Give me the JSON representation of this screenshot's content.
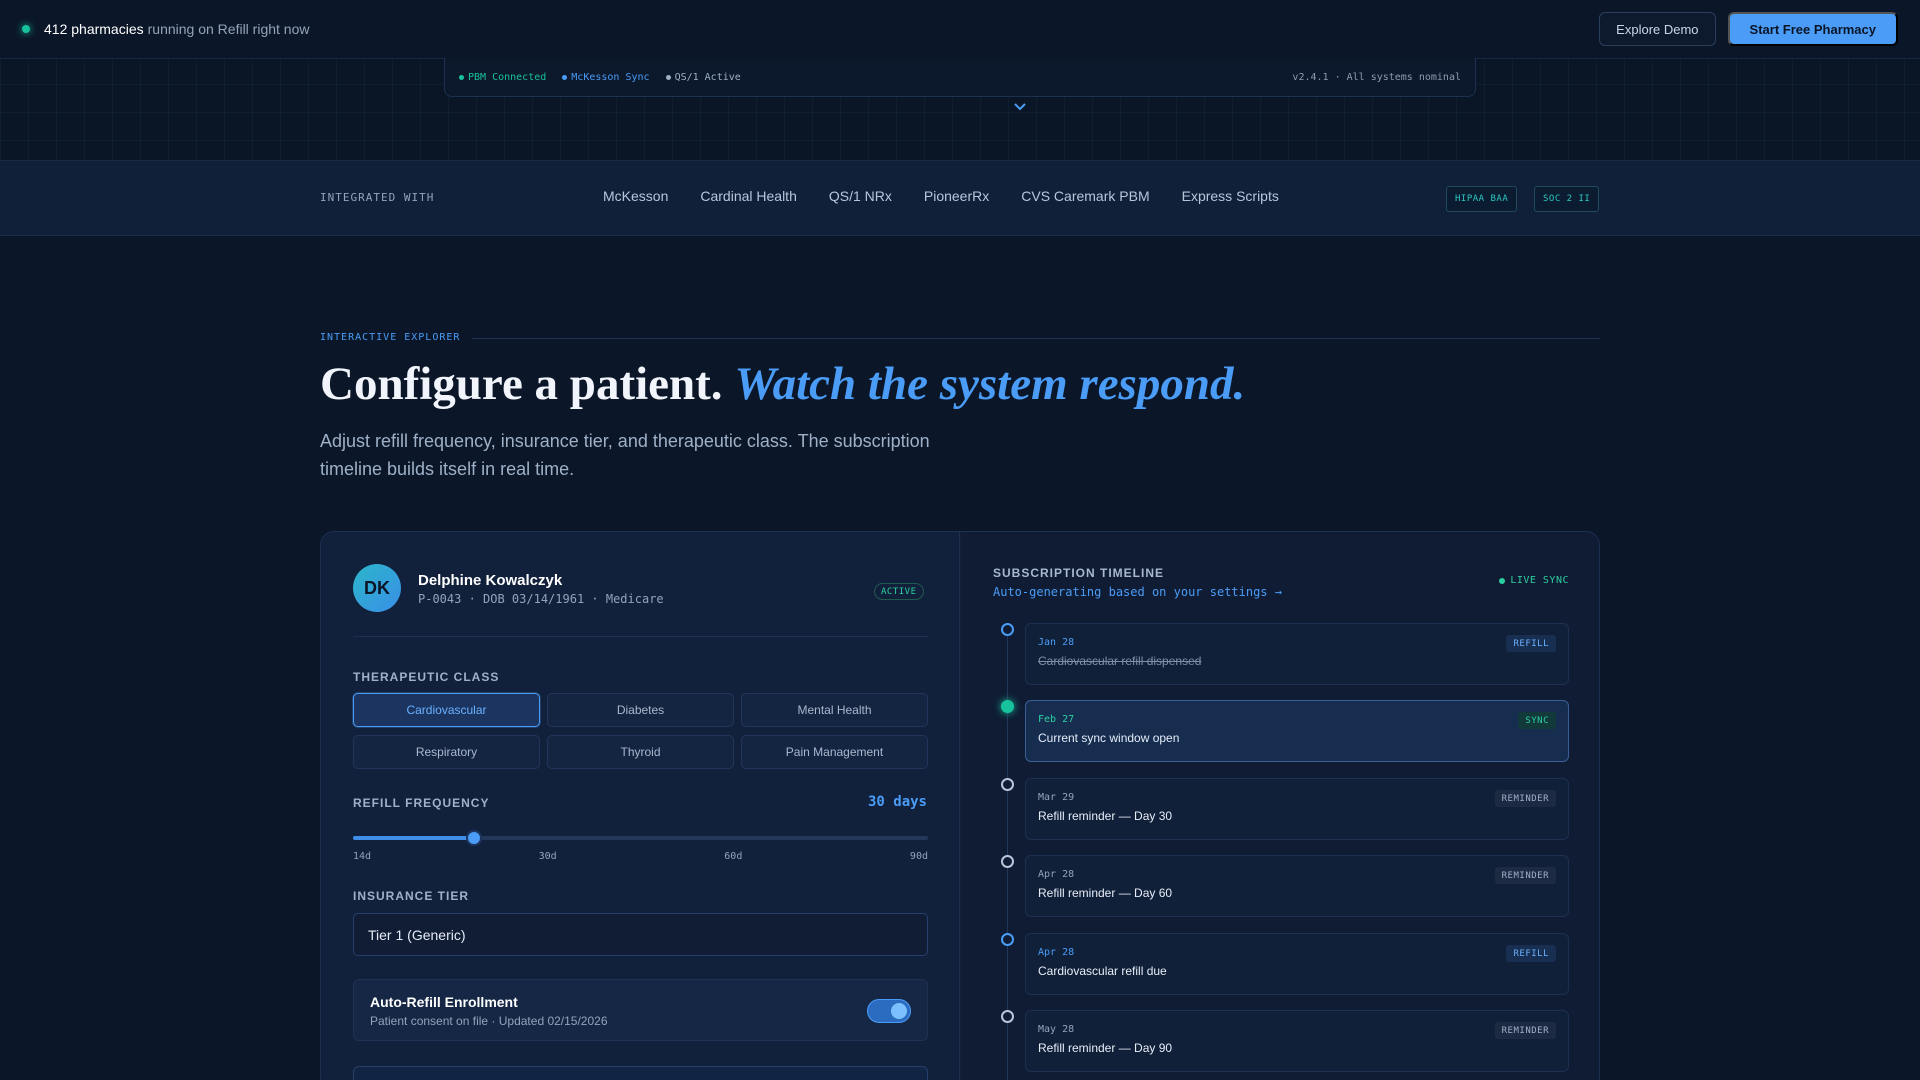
{
  "topbar": {
    "count": "412 pharmacies",
    "count_rest": "running on Refill right now",
    "demo_button": "Explore Demo",
    "start_button": "Start Free Pharmacy"
  },
  "console": {
    "items": [
      {
        "label": "PBM Connected",
        "color": "#18c29c"
      },
      {
        "label": "McKesson Sync",
        "color": "#4a9cf7"
      },
      {
        "label": "QS/1 Active",
        "color": "#9fb0c8"
      }
    ],
    "version": "v2.4.1 · All systems nominal"
  },
  "integrations": {
    "label": "INTEGRATED WITH",
    "partners": [
      "McKesson",
      "Cardinal Health",
      "QS/1 NRx",
      "PioneerRx",
      "CVS Caremark PBM",
      "Express Scripts"
    ],
    "badges": [
      "HIPAA BAA",
      "SOC 2 II"
    ]
  },
  "section": {
    "eyebrow": "INTERACTIVE EXPLORER",
    "headline_plain": "Configure a patient.",
    "headline_italic": "Watch the system respond.",
    "subtitle": "Adjust refill frequency, insurance tier, and therapeutic class. The subscription timeline builds itself in real time."
  },
  "patient": {
    "initials": "DK",
    "name": "Delphine Kowalczyk",
    "meta": "P-0043 · DOB 03/14/1961 · Medicare",
    "status": "ACTIVE"
  },
  "controls": {
    "class_label": "THERAPEUTIC CLASS",
    "classes": [
      "Cardiovascular",
      "Diabetes",
      "Mental Health",
      "Respiratory",
      "Thyroid",
      "Pain Management"
    ],
    "selected_class": "Cardiovascular",
    "freq_label": "REFILL FREQUENCY",
    "freq_value": "30 days",
    "freq_days": 30,
    "freq_min": 14,
    "freq_max": 90,
    "freq_ticks": [
      "14d",
      "30d",
      "60d",
      "90d"
    ],
    "tier_label": "INSURANCE TIER",
    "tier_value": "Tier 1 (Generic)",
    "auto_refill_title": "Auto-Refill Enrollment",
    "auto_refill_sub": "Patient consent on file · Updated 02/15/2026",
    "auto_refill_on": true
  },
  "timeline": {
    "title": "SUBSCRIPTION TIMELINE",
    "subtitle": "Auto-generating based on your settings →",
    "live": "LIVE SYNC",
    "events": [
      {
        "date": "Jan 28",
        "text": "Cardiovascular refill dispensed",
        "tag": "REFILL",
        "kind": "refill",
        "done": true
      },
      {
        "date": "Feb 27",
        "text": "Current sync window open",
        "tag": "SYNC",
        "kind": "sync",
        "current": true
      },
      {
        "date": "Mar 29",
        "text": "Refill reminder — Day 30",
        "tag": "REMINDER",
        "kind": "reminder"
      },
      {
        "date": "Apr 28",
        "text": "Refill reminder — Day 60",
        "tag": "REMINDER",
        "kind": "reminder"
      },
      {
        "date": "Apr 28",
        "text": "Cardiovascular refill due",
        "tag": "REFILL",
        "kind": "refill"
      },
      {
        "date": "May 28",
        "text": "Refill reminder — Day 90",
        "tag": "REMINDER",
        "kind": "reminder"
      }
    ]
  }
}
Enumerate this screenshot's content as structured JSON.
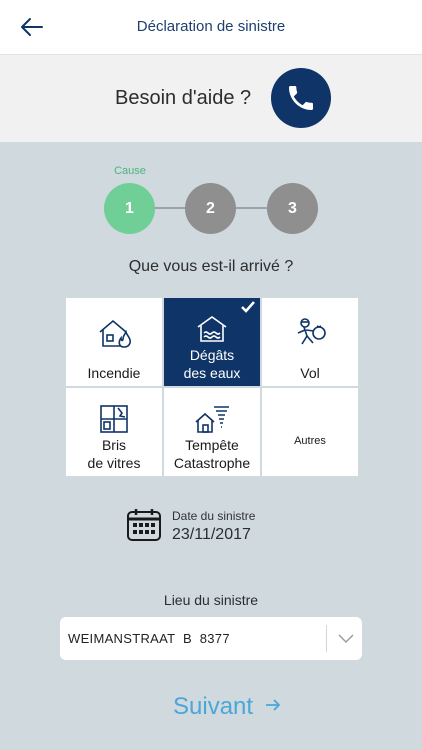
{
  "header": {
    "title": "Déclaration de sinistre"
  },
  "help": {
    "text": "Besoin d'aide ?"
  },
  "stepper": {
    "caption": "Cause",
    "steps": [
      "1",
      "2",
      "3"
    ],
    "current": 1
  },
  "question": "Que vous est-il arrivé ?",
  "causes": [
    {
      "label_lines": [
        "Incendie"
      ],
      "icon": "house-fire-icon",
      "selected": false
    },
    {
      "label_lines": [
        "Dégâts",
        "des eaux"
      ],
      "icon": "water-damage-icon",
      "selected": true
    },
    {
      "label_lines": [
        "Vol"
      ],
      "icon": "thief-icon",
      "selected": false
    },
    {
      "label_lines": [
        "Bris",
        "de vitres"
      ],
      "icon": "broken-glass-icon",
      "selected": false
    },
    {
      "label_lines": [
        "Tempête",
        "Catastrophe"
      ],
      "icon": "storm-icon",
      "selected": false
    },
    {
      "label_lines": [
        "Autres"
      ],
      "icon": null,
      "selected": false
    }
  ],
  "date": {
    "label": "Date du sinistre",
    "value": "23/11/2017"
  },
  "lieu": {
    "label": "Lieu du sinistre",
    "value": "WEIMANSTRAAT  B  8377"
  },
  "next": {
    "label": "Suivant"
  },
  "colors": {
    "navy": "#0e3468",
    "step_active": "#6fcf97",
    "step_inactive": "#8f8f8f",
    "accent": "#4aa7d8",
    "background": "#cfd9de"
  }
}
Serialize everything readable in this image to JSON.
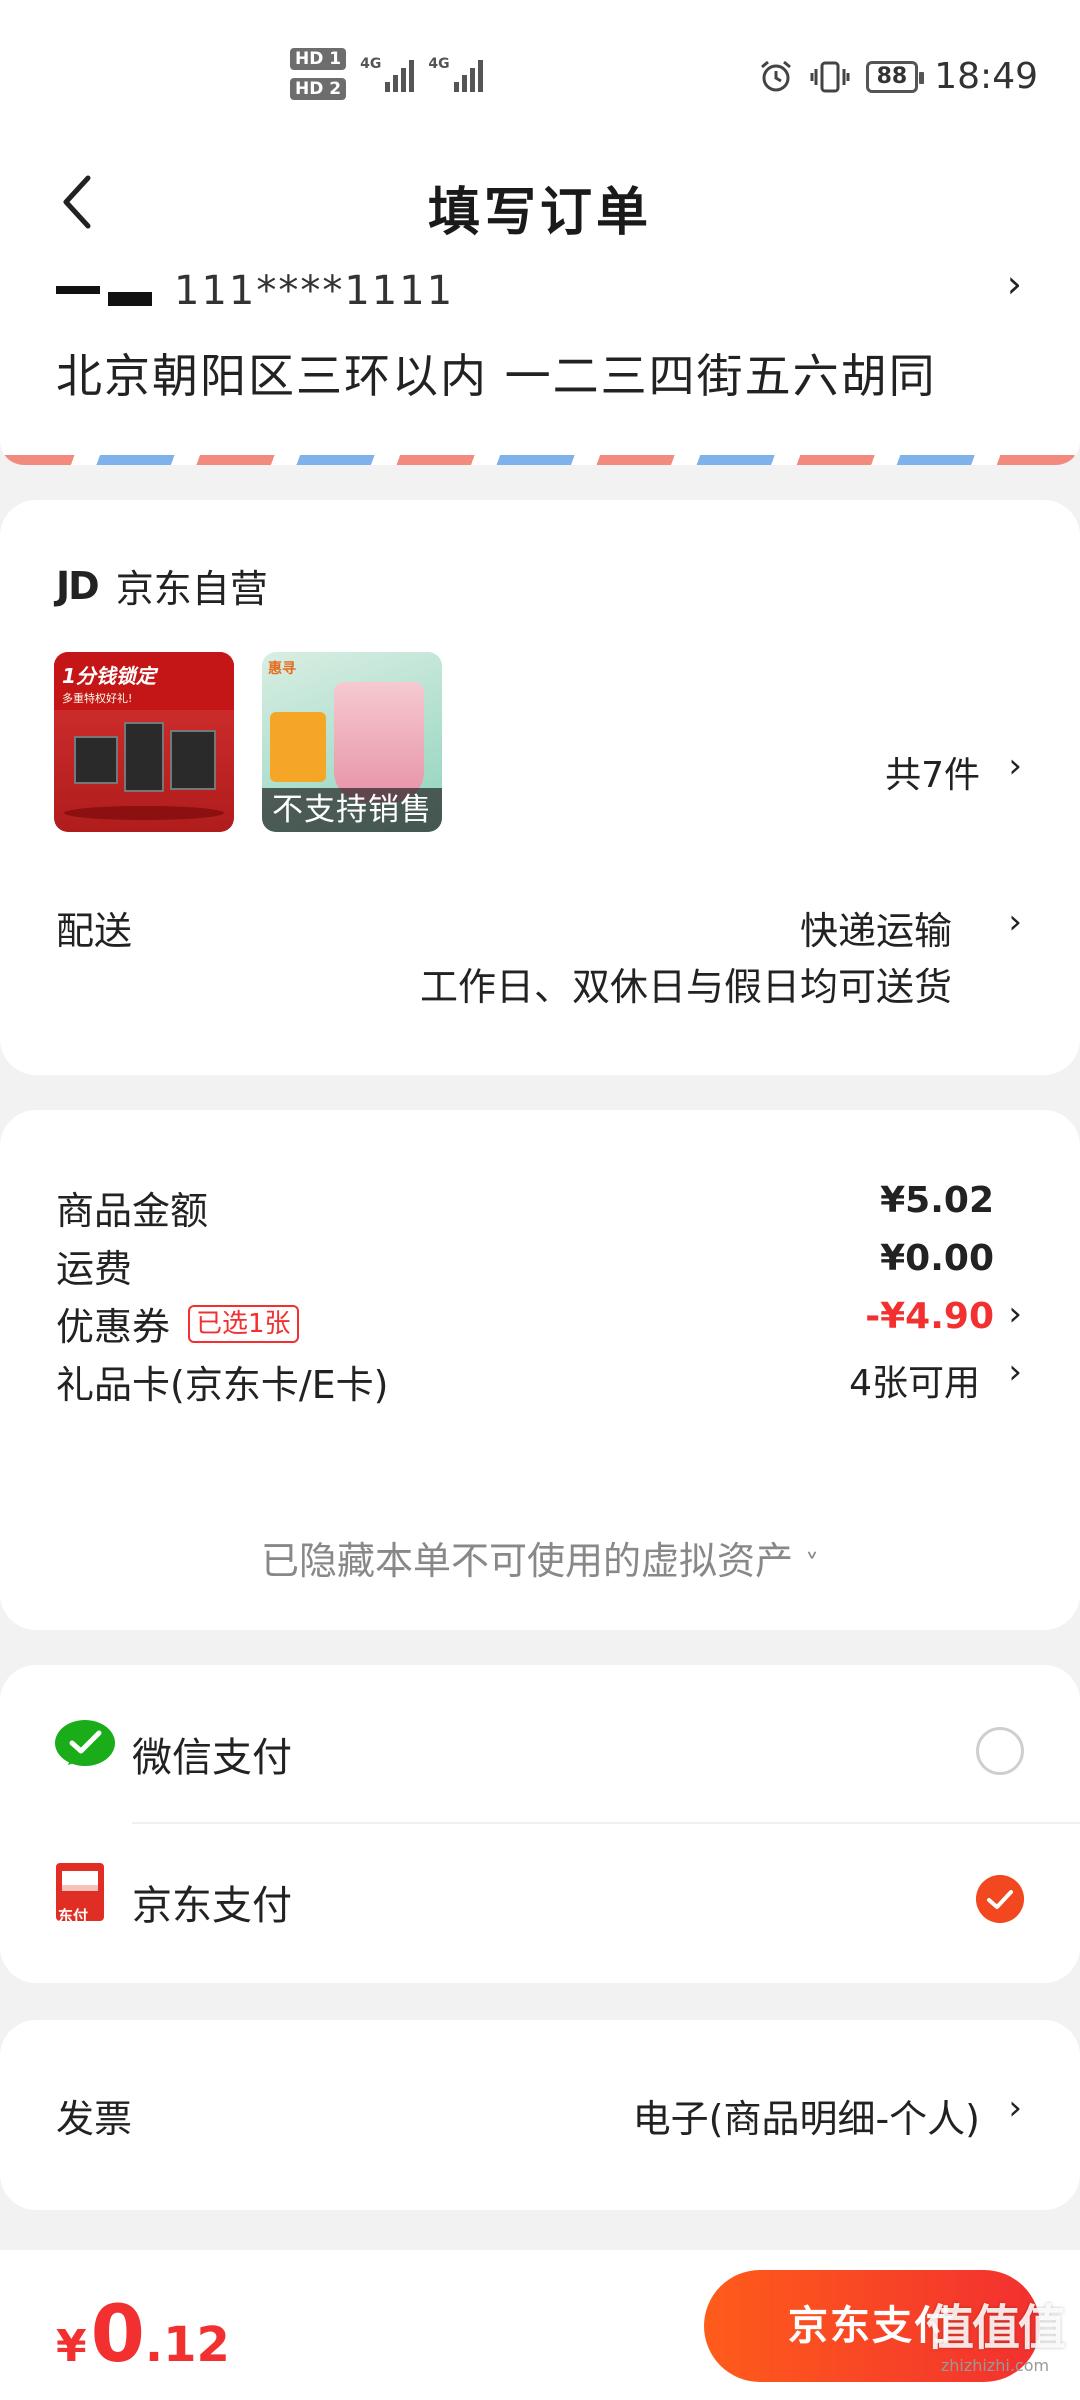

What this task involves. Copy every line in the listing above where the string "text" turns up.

Response to the task.
        "text": "Cardiovascular refill dispensed",
        "text": "Current sync window open",
        "text": "Refill reminder — Day 30",
        "text": "Refill reminder — Day 60",
        "text": "Cardiovascular refill due",
        "text": "Refill reminder — Day 90",
    "text": "Besoin d'aide ?"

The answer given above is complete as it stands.